*** Opening of Records for this exercise ***

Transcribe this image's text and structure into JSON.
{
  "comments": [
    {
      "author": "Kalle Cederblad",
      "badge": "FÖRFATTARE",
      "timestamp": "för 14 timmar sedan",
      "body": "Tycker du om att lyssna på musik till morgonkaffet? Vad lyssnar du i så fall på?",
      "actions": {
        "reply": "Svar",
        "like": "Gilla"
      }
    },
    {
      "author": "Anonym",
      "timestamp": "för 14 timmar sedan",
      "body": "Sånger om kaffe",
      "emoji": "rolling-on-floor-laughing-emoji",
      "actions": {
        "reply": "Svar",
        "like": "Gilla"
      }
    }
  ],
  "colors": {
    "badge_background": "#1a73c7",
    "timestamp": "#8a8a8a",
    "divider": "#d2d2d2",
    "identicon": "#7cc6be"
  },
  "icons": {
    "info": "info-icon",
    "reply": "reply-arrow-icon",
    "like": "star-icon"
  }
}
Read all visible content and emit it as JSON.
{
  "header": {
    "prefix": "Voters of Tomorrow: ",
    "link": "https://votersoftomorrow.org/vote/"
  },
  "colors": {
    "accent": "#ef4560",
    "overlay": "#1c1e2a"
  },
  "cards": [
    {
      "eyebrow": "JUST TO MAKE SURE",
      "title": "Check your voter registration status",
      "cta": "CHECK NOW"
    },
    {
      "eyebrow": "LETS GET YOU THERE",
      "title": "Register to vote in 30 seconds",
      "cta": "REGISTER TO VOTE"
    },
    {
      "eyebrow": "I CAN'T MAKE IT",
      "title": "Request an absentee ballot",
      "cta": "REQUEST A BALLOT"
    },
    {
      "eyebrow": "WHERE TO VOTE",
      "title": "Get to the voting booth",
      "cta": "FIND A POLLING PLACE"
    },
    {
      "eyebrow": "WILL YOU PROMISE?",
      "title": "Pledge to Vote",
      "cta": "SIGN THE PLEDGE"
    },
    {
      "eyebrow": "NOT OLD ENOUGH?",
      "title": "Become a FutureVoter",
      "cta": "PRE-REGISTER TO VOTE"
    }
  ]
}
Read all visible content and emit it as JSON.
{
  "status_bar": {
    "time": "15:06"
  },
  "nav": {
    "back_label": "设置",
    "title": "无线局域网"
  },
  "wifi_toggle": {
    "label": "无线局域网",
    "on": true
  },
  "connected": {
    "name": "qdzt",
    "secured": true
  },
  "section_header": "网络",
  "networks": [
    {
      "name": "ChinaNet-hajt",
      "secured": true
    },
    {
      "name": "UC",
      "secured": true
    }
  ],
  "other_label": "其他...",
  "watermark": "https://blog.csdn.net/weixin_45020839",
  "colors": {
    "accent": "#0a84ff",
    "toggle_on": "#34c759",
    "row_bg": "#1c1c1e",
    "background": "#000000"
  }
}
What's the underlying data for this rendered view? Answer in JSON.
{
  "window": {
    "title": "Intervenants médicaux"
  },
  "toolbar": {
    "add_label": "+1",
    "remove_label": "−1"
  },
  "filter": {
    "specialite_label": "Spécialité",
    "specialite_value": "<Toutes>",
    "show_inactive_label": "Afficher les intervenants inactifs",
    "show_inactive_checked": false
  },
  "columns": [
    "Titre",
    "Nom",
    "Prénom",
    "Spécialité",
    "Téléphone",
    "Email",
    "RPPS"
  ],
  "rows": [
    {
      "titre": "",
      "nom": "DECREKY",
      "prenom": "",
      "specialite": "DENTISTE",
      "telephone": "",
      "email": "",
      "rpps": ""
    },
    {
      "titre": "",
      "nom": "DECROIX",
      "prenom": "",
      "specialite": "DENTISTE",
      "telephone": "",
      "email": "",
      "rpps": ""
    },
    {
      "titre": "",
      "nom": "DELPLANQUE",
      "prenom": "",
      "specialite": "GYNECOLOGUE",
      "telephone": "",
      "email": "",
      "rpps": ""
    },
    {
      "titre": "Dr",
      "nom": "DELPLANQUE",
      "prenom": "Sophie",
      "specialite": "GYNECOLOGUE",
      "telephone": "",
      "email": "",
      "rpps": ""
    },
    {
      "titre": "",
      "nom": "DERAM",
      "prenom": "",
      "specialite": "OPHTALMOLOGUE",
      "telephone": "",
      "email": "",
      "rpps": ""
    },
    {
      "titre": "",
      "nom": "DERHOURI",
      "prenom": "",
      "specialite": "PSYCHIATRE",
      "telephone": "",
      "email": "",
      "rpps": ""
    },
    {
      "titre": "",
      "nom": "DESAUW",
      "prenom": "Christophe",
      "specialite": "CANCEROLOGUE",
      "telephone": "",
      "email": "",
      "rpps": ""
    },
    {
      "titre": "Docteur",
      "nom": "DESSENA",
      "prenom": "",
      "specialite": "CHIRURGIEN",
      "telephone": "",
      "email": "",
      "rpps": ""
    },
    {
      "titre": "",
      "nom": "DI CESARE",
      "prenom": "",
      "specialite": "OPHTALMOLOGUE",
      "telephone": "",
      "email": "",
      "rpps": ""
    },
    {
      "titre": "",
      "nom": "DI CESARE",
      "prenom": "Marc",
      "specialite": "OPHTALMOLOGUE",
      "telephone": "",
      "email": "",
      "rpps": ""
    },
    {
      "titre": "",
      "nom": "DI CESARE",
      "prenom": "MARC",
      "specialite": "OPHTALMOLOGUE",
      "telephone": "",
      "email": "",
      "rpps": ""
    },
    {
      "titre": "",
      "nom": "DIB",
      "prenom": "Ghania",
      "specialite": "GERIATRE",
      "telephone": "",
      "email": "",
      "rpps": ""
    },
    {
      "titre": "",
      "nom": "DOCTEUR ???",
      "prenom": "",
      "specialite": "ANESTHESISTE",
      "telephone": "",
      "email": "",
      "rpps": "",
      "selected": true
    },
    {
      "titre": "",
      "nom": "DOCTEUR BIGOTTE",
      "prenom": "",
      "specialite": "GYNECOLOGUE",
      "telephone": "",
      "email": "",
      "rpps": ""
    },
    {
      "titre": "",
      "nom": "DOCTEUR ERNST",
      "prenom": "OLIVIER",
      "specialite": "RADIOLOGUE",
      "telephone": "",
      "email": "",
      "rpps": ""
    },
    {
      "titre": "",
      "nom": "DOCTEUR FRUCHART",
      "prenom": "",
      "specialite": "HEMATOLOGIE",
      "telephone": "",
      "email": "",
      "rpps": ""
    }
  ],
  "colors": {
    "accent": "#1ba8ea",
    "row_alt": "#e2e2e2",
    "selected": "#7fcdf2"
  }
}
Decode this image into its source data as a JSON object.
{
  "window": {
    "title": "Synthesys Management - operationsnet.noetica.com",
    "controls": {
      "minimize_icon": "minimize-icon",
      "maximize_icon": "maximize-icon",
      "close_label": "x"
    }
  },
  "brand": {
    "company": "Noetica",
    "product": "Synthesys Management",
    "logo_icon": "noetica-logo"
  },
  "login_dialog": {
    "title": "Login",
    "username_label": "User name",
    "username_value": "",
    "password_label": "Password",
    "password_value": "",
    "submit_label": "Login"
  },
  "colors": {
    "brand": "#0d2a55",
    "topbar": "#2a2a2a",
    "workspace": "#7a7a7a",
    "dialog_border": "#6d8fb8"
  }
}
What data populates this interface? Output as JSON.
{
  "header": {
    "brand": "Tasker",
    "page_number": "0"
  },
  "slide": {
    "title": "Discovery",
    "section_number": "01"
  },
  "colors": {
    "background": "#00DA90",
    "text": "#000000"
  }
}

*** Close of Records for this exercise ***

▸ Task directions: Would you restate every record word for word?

▸ Output for this exercise:
Transcribe this image's text and structure into JSON.
{
  "comments": [
    {
      "author": "Kalle Cederblad",
      "badge": "FÖRFATTARE",
      "timestamp": "för 14 timmar sedan",
      "body": "Tycker du om att lyssna på musik till morgonkaffet? Vad lyssnar du i så fall på?",
      "actions": {
        "reply": "Svar",
        "like": "Gilla"
      }
    },
    {
      "author": "Anonym",
      "timestamp": "för 14 timmar sedan",
      "body": "Sånger om kaffe",
      "emoji": "rolling-on-floor-laughing-emoji",
      "actions": {
        "reply": "Svar",
        "like": "Gilla"
      }
    }
  ],
  "colors": {
    "badge_background": "#1a73c7",
    "timestamp": "#8a8a8a",
    "divider": "#d2d2d2",
    "identicon": "#7cc6be"
  },
  "icons": {
    "info": "info-icon",
    "reply": "reply-arrow-icon",
    "like": "star-icon"
  }
}
Read all visible content and emit it as JSON.
{
  "header": {
    "prefix": "Voters of Tomorrow: ",
    "link": "https://votersoftomorrow.org/vote/"
  },
  "colors": {
    "accent": "#ef4560",
    "overlay": "#1c1e2a"
  },
  "cards": [
    {
      "eyebrow": "JUST TO MAKE SURE",
      "title": "Check your voter registration status",
      "cta": "CHECK NOW"
    },
    {
      "eyebrow": "LETS GET YOU THERE",
      "title": "Register to vote in 30 seconds",
      "cta": "REGISTER TO VOTE"
    },
    {
      "eyebrow": "I CAN'T MAKE IT",
      "title": "Request an absentee ballot",
      "cta": "REQUEST A BALLOT"
    },
    {
      "eyebrow": "WHERE TO VOTE",
      "title": "Get to the voting booth",
      "cta": "FIND A POLLING PLACE"
    },
    {
      "eyebrow": "WILL YOU PROMISE?",
      "title": "Pledge to Vote",
      "cta": "SIGN THE PLEDGE"
    },
    {
      "eyebrow": "NOT OLD ENOUGH?",
      "title": "Become a FutureVoter",
      "cta": "PRE-REGISTER TO VOTE"
    }
  ]
}
Read all visible content and emit it as JSON.
{
  "status_bar": {
    "time": "15:06"
  },
  "nav": {
    "back_label": "设置",
    "title": "无线局域网"
  },
  "wifi_toggle": {
    "label": "无线局域网",
    "on": true
  },
  "connected": {
    "name": "qdzt",
    "secured": true
  },
  "section_header": "网络",
  "networks": [
    {
      "name": "ChinaNet-hajt",
      "secured": true
    },
    {
      "name": "UC",
      "secured": true
    }
  ],
  "other_label": "其他...",
  "watermark": "https://blog.csdn.net/weixin_45020839",
  "colors": {
    "accent": "#0a84ff",
    "toggle_on": "#34c759",
    "row_bg": "#1c1c1e",
    "background": "#000000"
  }
}
What's the underlying data for this rendered view? Answer in JSON.
{
  "window": {
    "title": "Intervenants médicaux"
  },
  "toolbar": {
    "add_label": "+1",
    "remove_label": "−1"
  },
  "filter": {
    "specialite_label": "Spécialité",
    "specialite_value": "<Toutes>",
    "show_inactive_label": "Afficher les intervenants inactifs",
    "show_inactive_checked": false
  },
  "columns": [
    "Titre",
    "Nom",
    "Prénom",
    "Spécialité",
    "Téléphone",
    "Email",
    "RPPS"
  ],
  "rows": [
    {
      "titre": "",
      "nom": "DECREKY",
      "prenom": "",
      "specialite": "DENTISTE",
      "telephone": "",
      "email": "",
      "rpps": ""
    },
    {
      "titre": "",
      "nom": "DECROIX",
      "prenom": "",
      "specialite": "DENTISTE",
      "telephone": "",
      "email": "",
      "rpps": ""
    },
    {
      "titre": "",
      "nom": "DELPLANQUE",
      "prenom": "",
      "specialite": "GYNECOLOGUE",
      "telephone": "",
      "email": "",
      "rpps": ""
    },
    {
      "titre": "Dr",
      "nom": "DELPLANQUE",
      "prenom": "Sophie",
      "specialite": "GYNECOLOGUE",
      "telephone": "",
      "email": "",
      "rpps": ""
    },
    {
      "titre": "",
      "nom": "DERAM",
      "prenom": "",
      "specialite": "OPHTALMOLOGUE",
      "telephone": "",
      "email": "",
      "rpps": ""
    },
    {
      "titre": "",
      "nom": "DERHOURI",
      "prenom": "",
      "specialite": "PSYCHIATRE",
      "telephone": "",
      "email": "",
      "rpps": ""
    },
    {
      "titre": "",
      "nom": "DESAUW",
      "prenom": "Christophe",
      "specialite": "CANCEROLOGUE",
      "telephone": "",
      "email": "",
      "rpps": ""
    },
    {
      "titre": "Docteur",
      "nom": "DESSENA",
      "prenom": "",
      "specialite": "CHIRURGIEN",
      "telephone": "",
      "email": "",
      "rpps": ""
    },
    {
      "titre": "",
      "nom": "DI CESARE",
      "prenom": "",
      "specialite": "OPHTALMOLOGUE",
      "telephone": "",
      "email": "",
      "rpps": ""
    },
    {
      "titre": "",
      "nom": "DI CESARE",
      "prenom": "Marc",
      "specialite": "OPHTALMOLOGUE",
      "telephone": "",
      "email": "",
      "rpps": ""
    },
    {
      "titre": "",
      "nom": "DI CESARE",
      "prenom": "MARC",
      "specialite": "OPHTALMOLOGUE",
      "telephone": "",
      "email": "",
      "rpps": ""
    },
    {
      "titre": "",
      "nom": "DIB",
      "prenom": "Ghania",
      "specialite": "GERIATRE",
      "telephone": "",
      "email": "",
      "rpps": ""
    },
    {
      "titre": "",
      "nom": "DOCTEUR ???",
      "prenom": "",
      "specialite": "ANESTHESISTE",
      "telephone": "",
      "email": "",
      "rpps": "",
      "selected": true
    },
    {
      "titre": "",
      "nom": "DOCTEUR BIGOTTE",
      "prenom": "",
      "specialite": "GYNECOLOGUE",
      "telephone": "",
      "email": "",
      "rpps": ""
    },
    {
      "titre": "",
      "nom": "DOCTEUR ERNST",
      "prenom": "OLIVIER",
      "specialite": "RADIOLOGUE",
      "telephone": "",
      "email": "",
      "rpps": ""
    },
    {
      "titre": "",
      "nom": "DOCTEUR FRUCHART",
      "prenom": "",
      "specialite": "HEMATOLOGIE",
      "telephone": "",
      "email": "",
      "rpps": ""
    }
  ],
  "colors": {
    "accent": "#1ba8ea",
    "row_alt": "#e2e2e2",
    "selected": "#7fcdf2"
  }
}
Decode this image into its source data as a JSON object.
{
  "window": {
    "title": "Synthesys Management - operationsnet.noetica.com",
    "controls": {
      "minimize_icon": "minimize-icon",
      "maximize_icon": "maximize-icon",
      "close_label": "x"
    }
  },
  "brand": {
    "company": "Noetica",
    "product": "Synthesys Management",
    "logo_icon": "noetica-logo"
  },
  "login_dialog": {
    "title": "Login",
    "username_label": "User name",
    "username_value": "",
    "password_label": "Password",
    "password_value": "",
    "submit_label": "Login"
  },
  "colors": {
    "brand": "#0d2a55",
    "topbar": "#2a2a2a",
    "workspace": "#7a7a7a",
    "dialog_border": "#6d8fb8"
  }
}
What data populates this interface? Output as JSON.
{
  "header": {
    "brand": "Tasker",
    "page_number": "0"
  },
  "slide": {
    "title": "Discovery",
    "section_number": "01"
  },
  "colors": {
    "background": "#00DA90",
    "text": "#000000"
  }
}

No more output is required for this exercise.